WHEN: SATURDAY 2 JUNE 2018, 1 PM – 5 PM
WHERE: Yoga on the Deck (YOTD), 32 Taman Warna, Holland Village, Singapore
Part of the nature of yoga is there are infinite possibilities for deepening and refining one’s practice. Playing to the edges of effort and ease, exploring balance between surrender and control, opens awareness to self-understanding and self-transformation. As we learn and expand our practice, where and what is the role of tactile cues and adjustments? And the role of verbal instructions?
Come to this 4 hour workshop, and explore for yourself, ways to improve adjustments and cuing in your yoga. In this workshop we ask and answer, when should I adjust? How should I adjust? And most importantly why should I adjust?
In this workshop you will:
- Discover essential principles for adjustment and verbal cuing as a teacher
- Identify and model several techniques for preparing yourself, as a teacher, for tactile cuing, including energetic tuning
- Practice tactile and verbal cuing with 15 of the most common poses in yoga
The workshop is experiential. You will practice on yourself, for yourself. You will practice on others, for others.

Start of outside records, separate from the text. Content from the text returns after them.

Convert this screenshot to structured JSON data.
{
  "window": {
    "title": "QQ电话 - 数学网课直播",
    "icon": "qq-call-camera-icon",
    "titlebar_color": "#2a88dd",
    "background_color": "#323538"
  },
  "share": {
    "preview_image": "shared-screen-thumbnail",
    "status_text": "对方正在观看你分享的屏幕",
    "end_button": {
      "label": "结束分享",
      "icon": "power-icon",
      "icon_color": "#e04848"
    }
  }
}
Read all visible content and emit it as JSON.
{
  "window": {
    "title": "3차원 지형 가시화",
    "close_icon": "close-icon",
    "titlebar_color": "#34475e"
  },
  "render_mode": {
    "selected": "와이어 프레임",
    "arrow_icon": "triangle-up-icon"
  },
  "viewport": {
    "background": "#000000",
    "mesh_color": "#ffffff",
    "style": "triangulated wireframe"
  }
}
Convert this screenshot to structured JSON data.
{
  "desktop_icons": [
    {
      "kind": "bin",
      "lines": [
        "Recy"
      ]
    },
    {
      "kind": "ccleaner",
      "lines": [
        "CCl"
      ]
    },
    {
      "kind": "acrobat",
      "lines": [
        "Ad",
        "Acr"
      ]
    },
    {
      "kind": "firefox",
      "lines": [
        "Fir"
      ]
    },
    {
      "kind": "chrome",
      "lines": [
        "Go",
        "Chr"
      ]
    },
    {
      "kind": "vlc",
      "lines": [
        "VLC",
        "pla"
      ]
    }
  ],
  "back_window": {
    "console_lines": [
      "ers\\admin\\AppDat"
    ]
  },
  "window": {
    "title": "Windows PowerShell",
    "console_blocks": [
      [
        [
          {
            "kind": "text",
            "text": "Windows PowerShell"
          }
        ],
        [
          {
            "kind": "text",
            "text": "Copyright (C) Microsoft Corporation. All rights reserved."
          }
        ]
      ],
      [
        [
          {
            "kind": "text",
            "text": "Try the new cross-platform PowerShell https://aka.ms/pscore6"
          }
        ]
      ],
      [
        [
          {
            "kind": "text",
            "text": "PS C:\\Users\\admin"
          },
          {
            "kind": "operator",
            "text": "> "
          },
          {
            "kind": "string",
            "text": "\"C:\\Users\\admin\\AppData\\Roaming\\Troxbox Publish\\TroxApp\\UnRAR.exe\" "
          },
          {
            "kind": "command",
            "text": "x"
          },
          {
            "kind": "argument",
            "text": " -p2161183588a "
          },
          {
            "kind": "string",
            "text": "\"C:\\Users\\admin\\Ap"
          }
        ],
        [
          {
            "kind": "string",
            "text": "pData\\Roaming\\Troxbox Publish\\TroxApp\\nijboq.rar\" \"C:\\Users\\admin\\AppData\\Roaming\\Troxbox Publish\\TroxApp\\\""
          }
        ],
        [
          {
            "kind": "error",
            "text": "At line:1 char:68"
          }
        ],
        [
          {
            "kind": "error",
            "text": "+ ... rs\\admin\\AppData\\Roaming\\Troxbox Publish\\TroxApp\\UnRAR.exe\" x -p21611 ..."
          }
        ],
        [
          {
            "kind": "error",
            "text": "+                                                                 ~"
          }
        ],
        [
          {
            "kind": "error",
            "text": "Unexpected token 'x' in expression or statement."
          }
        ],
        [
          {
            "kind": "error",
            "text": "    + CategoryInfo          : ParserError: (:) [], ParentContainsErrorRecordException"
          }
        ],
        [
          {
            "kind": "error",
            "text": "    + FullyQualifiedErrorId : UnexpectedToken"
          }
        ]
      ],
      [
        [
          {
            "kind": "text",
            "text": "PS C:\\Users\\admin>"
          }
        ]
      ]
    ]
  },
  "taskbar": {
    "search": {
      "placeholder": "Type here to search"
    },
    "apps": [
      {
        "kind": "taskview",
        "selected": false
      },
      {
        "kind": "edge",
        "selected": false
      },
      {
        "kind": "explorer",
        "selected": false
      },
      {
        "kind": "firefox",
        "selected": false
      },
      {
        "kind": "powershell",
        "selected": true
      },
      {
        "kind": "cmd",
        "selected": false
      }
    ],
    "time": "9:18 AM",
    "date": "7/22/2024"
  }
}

Who should come along?
- Yoga teachers interested in bringing more light and inspiration to their guiding, or coming back to teaching after a break
- Yoga students, for whom yoga is an essential to daily life, who want to expand or transform their personal practice (or might be thinking of becoming a teacher)
- Physical Fitness professionals that do a lot of one-on-one coaching
Who is facilitating?
Lee Carsley, founder of the ANZA WanderingYogis– and a CE Yoga Alliance Master Teacher, with over 2,000 hours of teaching experience and a few yoga retreats under her belt. More importantly, she loves to teach and she loves yoga. In a former lifetime she was a senior executive coach and leadership facilitator, and a guest and regular lecturer in a few MBA programs around the world. She prefers to visually demonstrate and verbally cue students, with an occasional hands on assist. Read more about her here..
Yvonne Huang Hsen Feng – Yvonne has had years of teaching experience. She loves to hands on assist, particularly in Yin. Read more about her here…
What can you expect?
The philosophy of touch
You are in front of a class of people you barely know. You have agreed to substitute for a friend of yours. You open with the usual comments about taking yoga at your own pace, checking for injuries, and asking if anyone minds adjustments (no one says no). In the first 10 minutes of the class, you notice the incredibly beautiful diversity of humanity before you, including someone who clearly has had teacher training, someone who looks like they know what they are doing but appear to be in pain, and someone who has no idea but is enjoying showing off their gymnastic ‘prowess’ in the class.
Your desire to adjust some of the warrior positions in front of you is an itch that must be scratched. You head over to the one in pain because they are obviously in the most need of ‘help’.
The subject of continual debate, tactile adjustments can run the gamut from helpful to hurtful.
There is a growing awareness that touch can pose risks for students, and overhelpful teachers can perform accidentally aggressive adjustments. And it can be hazardous for teachers. If you have ever been kicked in the face while helping a student into handstand, you will know what I mean. On the other hand, you will have students who like to be touched in yoga. And you might sneakily suspect that this makes them feel special and keeps them coming back.
Hands-on assistance is energetically strenuous for the applier. As teachers, we need to manage and guard our own energy, particularly if we are working long days.
How to navigate between ‘a-ha’ and ‘uh-uh’ moments for us and our students? Come to our workshop and find out using 20 of the most common yoga poses (and a few of the unusual ones).
The philosophy of teaching – verbal cues
It’s the stuff of a yoga teacher’s nightmare: Everything is flowing so perfectly, you’re starting to wonder if anyone is actually paying attention. Then you take them from Down-Dog to Forward Fold, just a normal part of a sun salutation, and the unthinkable happens. You mean to say, “Step your right foot between your hands,” but you tell them, “Step your right hand between your legs.”
In the time it takes to make this simple yet deeply flawed instruction, your sangha dissolves from an energetic cohesive group to a flock of seagulls trying to land in the wind. Some students, anticipating Forward Fold, do what you meant to ask. Others look around in bewilderment. And, yes, others timidly place their right hand between their legs. Suddenly you realize your students are indeed listening intently, and that language matters.
If you’ve ever had a moment like this, you know that paying attention to your own words is paramount when you’re teaching a class. What’s more, a few tips can make your language so much more vibrant that not only will you stay on your toes and avoid embarrassing slips, your students will actually grasp what you’re trying to tell them. You might even be a little funny.
In this workshop, we will practice 4 simple concepts to help make your instructional language alive and effective.